Finally wise Mother Earth told Zeus that his side would be victorious if he followed her advice. "Go down into the dark hole under the earth and release the one-eyed Cyclopes and their hundred-hand brothers, for they shall help you win."
Zeus followed Mother Earth's advice and descended bravely into the dark hole. He killed the guard and freed the prisoners.
The Cyclopes, in turn, gave Zeus gifts to use as weapons against Cronus and the Titans.
"To Zeus," said one of the Cyclopes, "we give our powerful weapons, the thunderbolts."
"To Zeus's brother Hades," said another, "we give this magical helmet of darkness."
"And to their brother Poseidon," said the third, "we give this sharp-pronged trident."
Zeus, Hades, and Poseidon thanked the Cyclopes and discussed how to best use their gifts.
Then Hades put on the helmet of darkness, which made him invisible. He crept up behind Cronus and stole his weapons.

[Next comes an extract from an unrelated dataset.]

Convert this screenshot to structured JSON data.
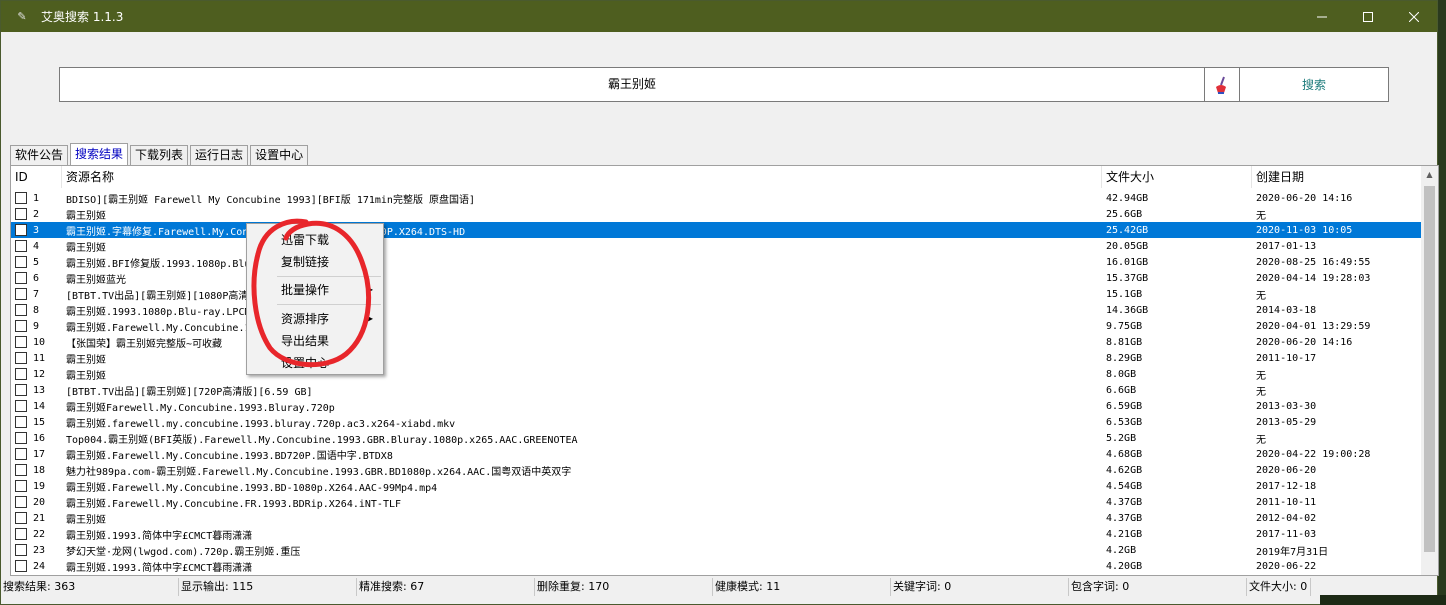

Poseidon struck the ground with his trident, which caused the earth to shake. Cronus, terrified, became powerless.
Then Zeus threw his thunderbolts, and Cronus and Atlas and the rest of the Titans retreated.
Meanwhile the three hundred-hand brothers hurled three hundred rocks at the Titans, all at once, over and over.
The earth was almost torn apart by the dreadful battle, but before it could be destroyed, Zeus and his brothers and sisters won. They punished all of the Titans except for Prometheus and Epimetheus, who had helped them. They made Atlas, the Titans' leader, carry the sky on his shoulders, forever. And they chained Cronus and the others in the dark hole under the earth.
Zeus could not rest long, though, for Mother Earth gave birth to one more enemy, the most terrible of all, a monster named Typhon. Typhon had one hundred heads and spurted a steam of fire from each eye. But Zeus hurled thunderbolts and struck down that hideous creature. At last there was peace on earth.
Now, which of the three brothers, Zeus, Poseidon, or Hades, should be the ruler of the universe? They had had enough of fighting, and they wanted to settle this problem without an argument.
They decided to draw lots.
Hades won the underworld, and Poseidon won the sea. And Zeus became
lord of heaven and ruler of all the gods of Mount Olympus.